My First Mammogram

My mother died of breast cancer in 2009 so by default, I am required to undergo breast examination starting the age of 35. My recent executive check up result was generally fine but I’d like to stay on the safe side because the OB (obstetrician-gynecologist) just performed the “manual” breast examination so I asked our company doctor for a referral letter for a mammogram.

Unlike the xray, a mammogram can only be performed 7 to 10 days after the onset of the last menstruation. Anything beyond the 10th day has a risk for false alarm for presence of cyst.

Deodorant, make up and powder are not encouraged because of possibility of contamination and blurred reading. Jewelries must be removed, too.

The lab assistant will provide you with a lab gown. You need to wear it with the opening at the front instead of the back when you’re doing chest xray. The lab assistant will ask you to wear nipple tape with a tiny metal marker that will serve as the technician’s reference for imaging analysis.

The lab assistant will guide you for the proper posture and then place one of your breasts on the metal plate and adjust the upper plate (tranparent) so that the two plates press your breast very firmly. Expect a little discomfort! The xray takes less than a minute and the plates automatically release when the xray is done.

The lab assistant will give you at least 5 minutes to compose yourself for the other breast’s mammogram while the lab technician or radiologist ¬†prepares the next plate.

Basically, there are two xrays per breast; one is when the plates are in horizontal position so that the top and bottom of the breast is being pressed and the other is the vertical position wherein the left and ride side of the breast is pressed.

Average time to perform a mammogram is 30 to 45 minutes depending on the speed of the radiologist and lab assistant. From where I had my mammogram, the price was PhP2000; a small price to pay for an early detection.

Angelina Jolie had double mastectomy and breast reconstruction if only to prevent the curse of cancer. Her mother died of breast cancer and I feel her worry that the same thing can happen to her.

The result of my mammogram will be released next week and I am hoping and praying that the result will be favorable.
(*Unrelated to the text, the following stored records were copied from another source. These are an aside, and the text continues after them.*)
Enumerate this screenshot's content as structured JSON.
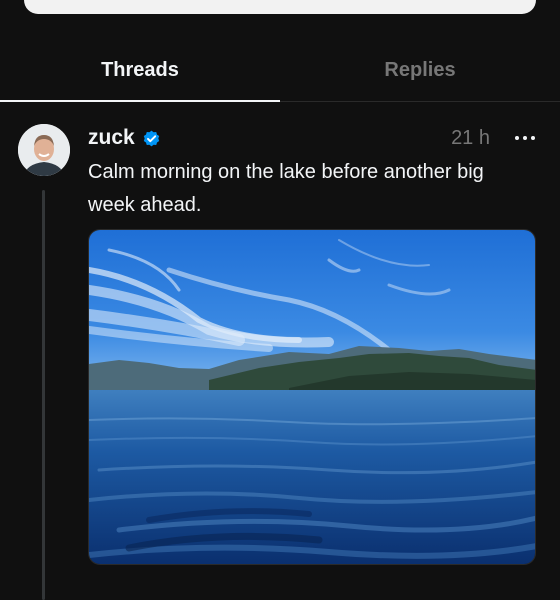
{
  "tabs": [
    {
      "label": "Threads",
      "active": true
    },
    {
      "label": "Replies",
      "active": false
    }
  ],
  "post": {
    "username": "zuck",
    "verified": true,
    "timestamp": "21 h",
    "caption": "Calm morning on the lake before another big week ahead.",
    "media": "lake-photo"
  },
  "colors": {
    "background": "#101010",
    "text": "#f3f5f7",
    "muted": "#777777",
    "verified": "#0095f6"
  },
  "icons": {
    "more": "more-horizontal-icon",
    "verified": "verified-badge-icon"
  }
}
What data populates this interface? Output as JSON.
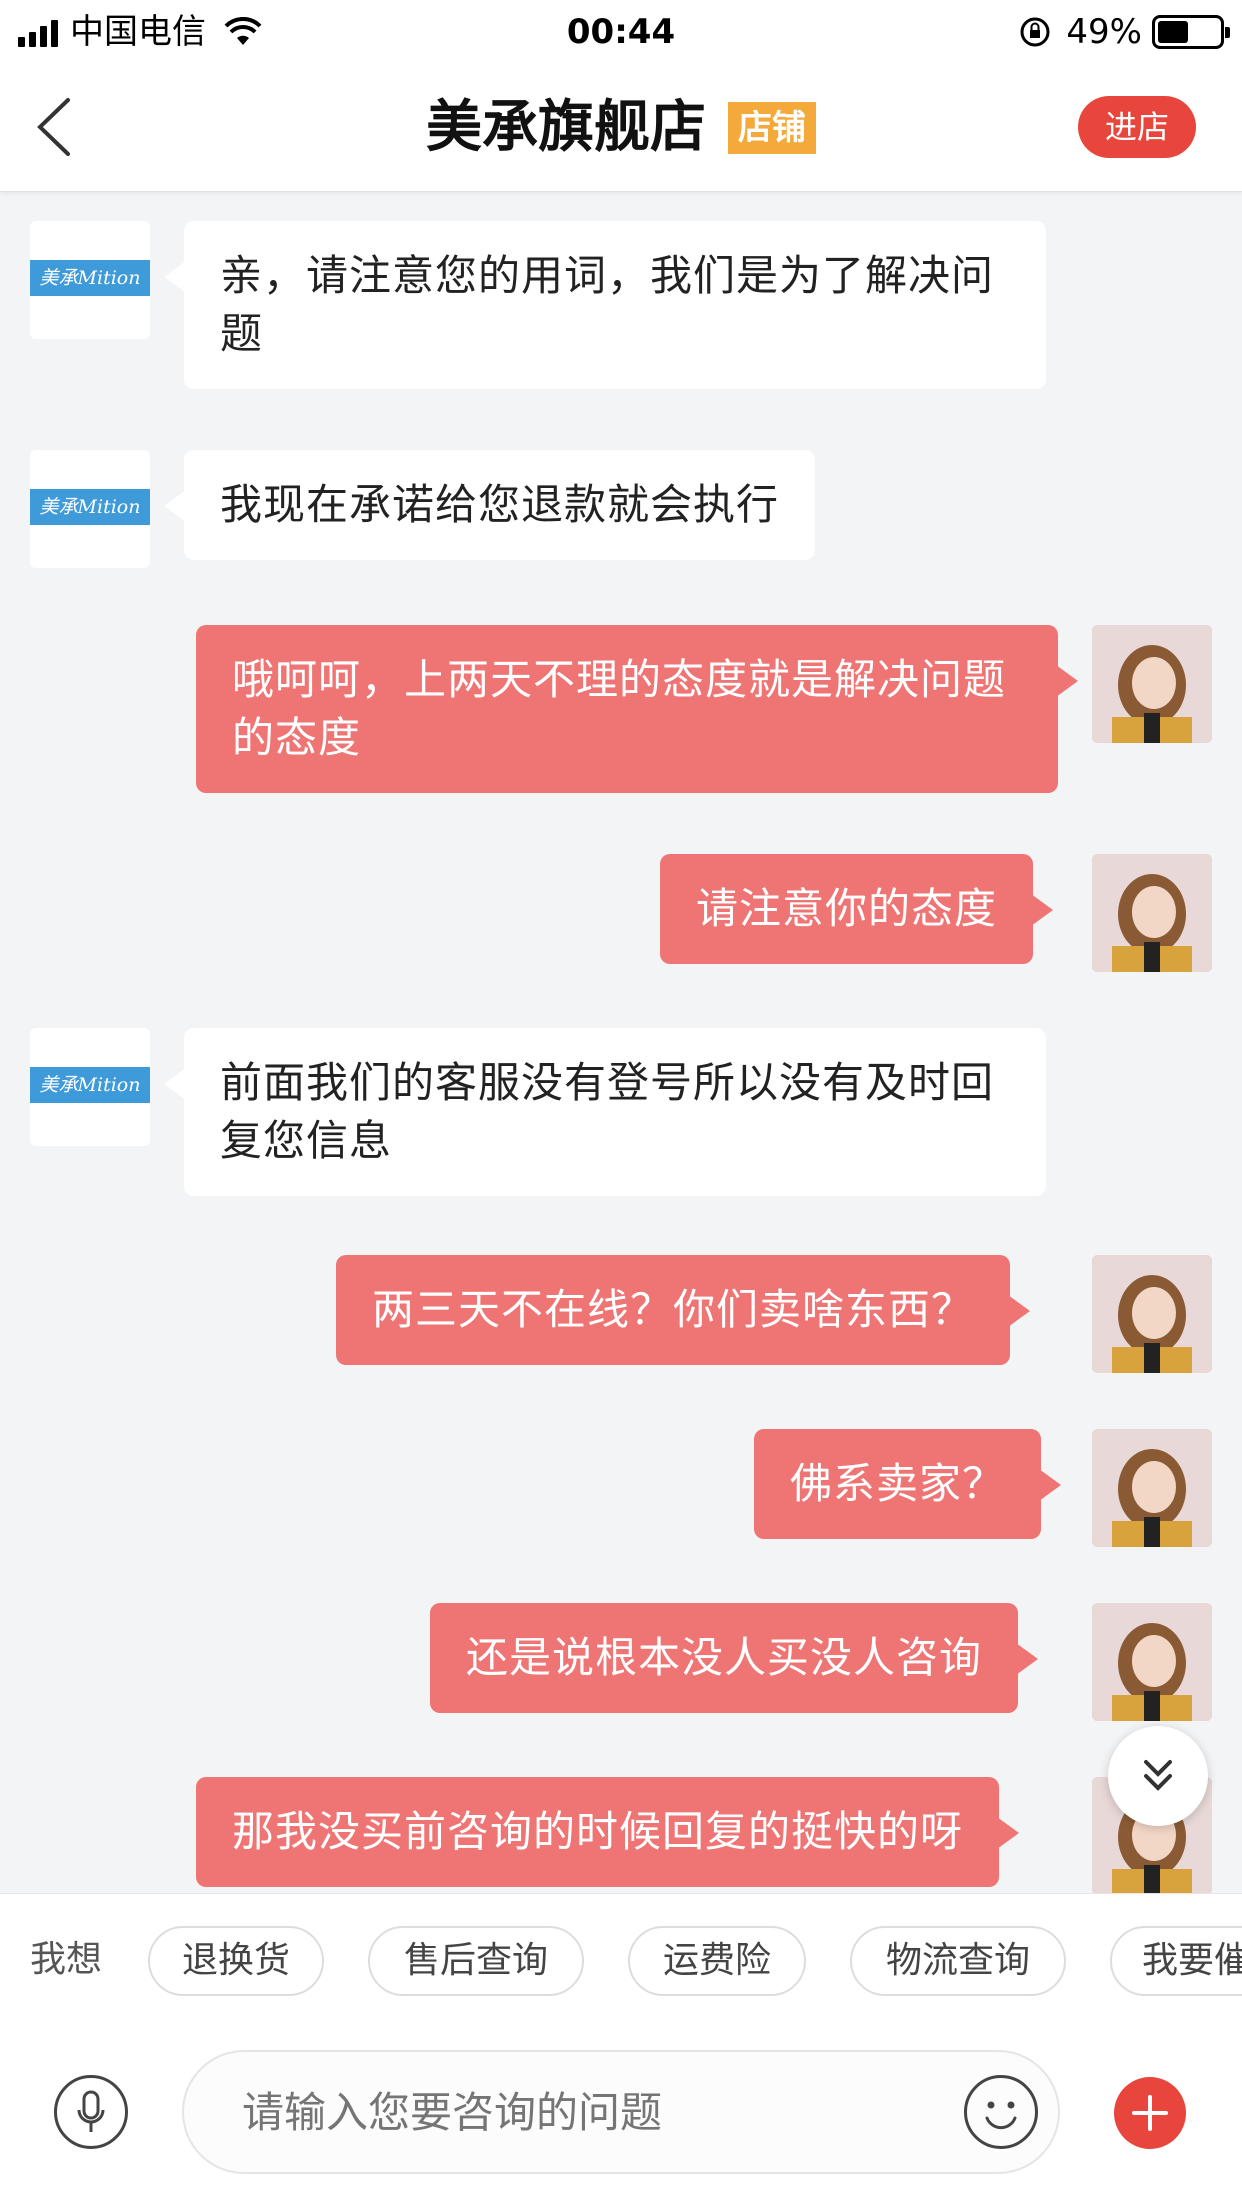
{
  "status_bar": {
    "carrier": "中国电信",
    "time": "00:44",
    "battery": "49%",
    "battery_level": 0.49
  },
  "header": {
    "title": "美承旗舰店",
    "badge": "店铺",
    "enter_button": "进店",
    "badge_color": "#f4a93b",
    "accent_color": "#e8453c"
  },
  "shop_avatar_logo": "美承Mition",
  "messages": [
    {
      "side": "left",
      "text": "亲，请注意您的用词，我们是为了解决问题"
    },
    {
      "side": "left",
      "text": "我现在承诺给您退款就会执行"
    },
    {
      "side": "right",
      "text": "哦呵呵，上两天不理的态度就是解决问题的态度"
    },
    {
      "side": "right",
      "text": "请注意你的态度"
    },
    {
      "side": "left",
      "text": "前面我们的客服没有登号所以没有及时回复您信息"
    },
    {
      "side": "right",
      "text": "两三天不在线？你们卖啥东西？"
    },
    {
      "side": "right",
      "text": "佛系卖家？"
    },
    {
      "side": "right",
      "text": "还是说根本没人买没人咨询"
    },
    {
      "side": "right",
      "text": "那我没买前咨询的时候回复的挺快的呀"
    }
  ],
  "quick_replies": {
    "label": "我想",
    "chips": [
      "退换货",
      "售后查询",
      "运费险",
      "物流查询",
      "我要催"
    ]
  },
  "input": {
    "placeholder": "请输入您要咨询的问题"
  },
  "icons": {
    "back": "chevron-left-icon",
    "scroll_down": "double-chevron-down-icon",
    "mic": "microphone-icon",
    "emoji": "smiley-icon",
    "plus": "plus-icon"
  },
  "colors": {
    "user_bubble": "#ef7474",
    "shop_bubble": "#ffffff",
    "background": "#f3f4f6"
  }
}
Lab gown and blue cap. The green shades are for my privacy naman.=p


See the transparent plate at the upper part and the black plate at the lower part? Yan ang nang-iipit! 

Angelina Jolie’s Breast Cancer Prevention

Beautiful...with or w/o real breasts.

Beautiful…with or w/o real breasts.

I could very well relate to Angelina Jolie’s fear of developing breast cancer because I lost my mother to the disease four years ago. Unlike Angelina, my mother discovered her cancer at Stage 4 so a preventive measure was not really possible.

There are times when paranoia strikes me,”What if the same thing happen to me? How will I cope emotionally and financially? Am I ready to leave my family forever?” Treating cancer is very expensive; even a rich man is afraid to have it.

Back to Angelina, I am amazed at her decision to have double mastectomy to reduce the possibilities of getting the big C. Motherhood has indeed changed her priorities in life. Her old adventurous and devil-may-care ways was replaced with a motherly image.

Some would say that hers was not exactly like a mastectomy because she would have “artificial breasts” anyway. My point is, the fact that she takes care of her health for the benefit of her young children signifies her intention to live a longer life for them. She also sends a strong message to all mothers to take care of their health for the sake of their kids and husband/partner.